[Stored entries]
━━━━
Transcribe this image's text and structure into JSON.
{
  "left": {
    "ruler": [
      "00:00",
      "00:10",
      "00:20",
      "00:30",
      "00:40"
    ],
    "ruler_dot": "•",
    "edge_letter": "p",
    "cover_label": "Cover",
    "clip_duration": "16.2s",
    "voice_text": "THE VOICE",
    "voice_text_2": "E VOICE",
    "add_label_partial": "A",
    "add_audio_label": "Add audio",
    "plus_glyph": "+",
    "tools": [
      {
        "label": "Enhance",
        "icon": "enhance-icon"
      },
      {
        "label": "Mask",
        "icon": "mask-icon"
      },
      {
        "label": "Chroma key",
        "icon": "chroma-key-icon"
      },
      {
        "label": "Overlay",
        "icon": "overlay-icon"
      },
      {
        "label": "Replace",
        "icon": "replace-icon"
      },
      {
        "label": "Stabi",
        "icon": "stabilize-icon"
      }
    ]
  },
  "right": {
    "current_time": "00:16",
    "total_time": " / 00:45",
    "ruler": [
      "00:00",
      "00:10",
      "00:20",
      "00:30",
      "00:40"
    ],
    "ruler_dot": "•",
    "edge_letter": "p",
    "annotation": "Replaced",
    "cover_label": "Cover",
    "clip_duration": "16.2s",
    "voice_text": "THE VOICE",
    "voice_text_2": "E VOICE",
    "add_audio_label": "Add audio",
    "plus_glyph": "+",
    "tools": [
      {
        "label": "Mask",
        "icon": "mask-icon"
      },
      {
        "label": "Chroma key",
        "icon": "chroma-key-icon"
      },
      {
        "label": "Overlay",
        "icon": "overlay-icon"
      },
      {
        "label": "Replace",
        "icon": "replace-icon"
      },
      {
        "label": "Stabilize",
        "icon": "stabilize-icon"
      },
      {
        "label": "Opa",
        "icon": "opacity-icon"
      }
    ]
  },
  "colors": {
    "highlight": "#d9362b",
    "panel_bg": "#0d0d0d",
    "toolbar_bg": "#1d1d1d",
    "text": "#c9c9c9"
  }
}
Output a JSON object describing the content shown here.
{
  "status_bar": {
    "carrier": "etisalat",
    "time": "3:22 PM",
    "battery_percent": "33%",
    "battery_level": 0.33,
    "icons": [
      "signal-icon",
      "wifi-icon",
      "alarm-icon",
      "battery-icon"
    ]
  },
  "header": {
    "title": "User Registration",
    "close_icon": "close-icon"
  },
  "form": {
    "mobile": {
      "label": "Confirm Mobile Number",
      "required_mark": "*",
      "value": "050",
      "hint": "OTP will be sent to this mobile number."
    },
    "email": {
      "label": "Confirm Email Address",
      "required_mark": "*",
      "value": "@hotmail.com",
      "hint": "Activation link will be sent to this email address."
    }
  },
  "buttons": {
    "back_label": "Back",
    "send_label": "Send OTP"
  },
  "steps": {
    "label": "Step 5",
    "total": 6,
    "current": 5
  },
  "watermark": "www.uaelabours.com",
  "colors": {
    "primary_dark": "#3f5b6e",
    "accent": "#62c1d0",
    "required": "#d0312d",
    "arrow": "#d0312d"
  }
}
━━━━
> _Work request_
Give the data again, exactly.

> _Response to the task_
Transcribe this image's text and structure into JSON.
{
  "left": {
    "ruler": [
      "00:00",
      "00:10",
      "00:20",
      "00:30",
      "00:40"
    ],
    "ruler_dot": "•",
    "edge_letter": "p",
    "cover_label": "Cover",
    "clip_duration": "16.2s",
    "voice_text": "THE VOICE",
    "voice_text_2": "E VOICE",
    "add_label_partial": "A",
    "add_audio_label": "Add audio",
    "plus_glyph": "+",
    "tools": [
      {
        "label": "Enhance",
        "icon": "enhance-icon"
      },
      {
        "label": "Mask",
        "icon": "mask-icon"
      },
      {
        "label": "Chroma key",
        "icon": "chroma-key-icon"
      },
      {
        "label": "Overlay",
        "icon": "overlay-icon"
      },
      {
        "label": "Replace",
        "icon": "replace-icon"
      },
      {
        "label": "Stabi",
        "icon": "stabilize-icon"
      }
    ]
  },
  "right": {
    "current_time": "00:16",
    "total_time": " / 00:45",
    "ruler": [
      "00:00",
      "00:10",
      "00:20",
      "00:30",
      "00:40"
    ],
    "ruler_dot": "•",
    "edge_letter": "p",
    "annotation": "Replaced",
    "cover_label": "Cover",
    "clip_duration": "16.2s",
    "voice_text": "THE VOICE",
    "voice_text_2": "E VOICE",
    "add_audio_label": "Add audio",
    "plus_glyph": "+",
    "tools": [
      {
        "label": "Mask",
        "icon": "mask-icon"
      },
      {
        "label": "Chroma key",
        "icon": "chroma-key-icon"
      },
      {
        "label": "Overlay",
        "icon": "overlay-icon"
      },
      {
        "label": "Replace",
        "icon": "replace-icon"
      },
      {
        "label": "Stabilize",
        "icon": "stabilize-icon"
      },
      {
        "label": "Opa",
        "icon": "opacity-icon"
      }
    ]
  },
  "colors": {
    "highlight": "#d9362b",
    "panel_bg": "#0d0d0d",
    "toolbar_bg": "#1d1d1d",
    "text": "#c9c9c9"
  }
}
Output a JSON object describing the content shown here.
{
  "status_bar": {
    "carrier": "etisalat",
    "time": "3:22 PM",
    "battery_percent": "33%",
    "battery_level": 0.33,
    "icons": [
      "signal-icon",
      "wifi-icon",
      "alarm-icon",
      "battery-icon"
    ]
  },
  "header": {
    "title": "User Registration",
    "close_icon": "close-icon"
  },
  "form": {
    "mobile": {
      "label": "Confirm Mobile Number",
      "required_mark": "*",
      "value": "050",
      "hint": "OTP will be sent to this mobile number."
    },
    "email": {
      "label": "Confirm Email Address",
      "required_mark": "*",
      "value": "@hotmail.com",
      "hint": "Activation link will be sent to this email address."
    }
  },
  "buttons": {
    "back_label": "Back",
    "send_label": "Send OTP"
  },
  "steps": {
    "label": "Step 5",
    "total": 6,
    "current": 5
  },
  "watermark": "www.uaelabours.com",
  "colors": {
    "primary_dark": "#3f5b6e",
    "accent": "#62c1d0",
    "required": "#d0312d",
    "arrow": "#d0312d"
  }
}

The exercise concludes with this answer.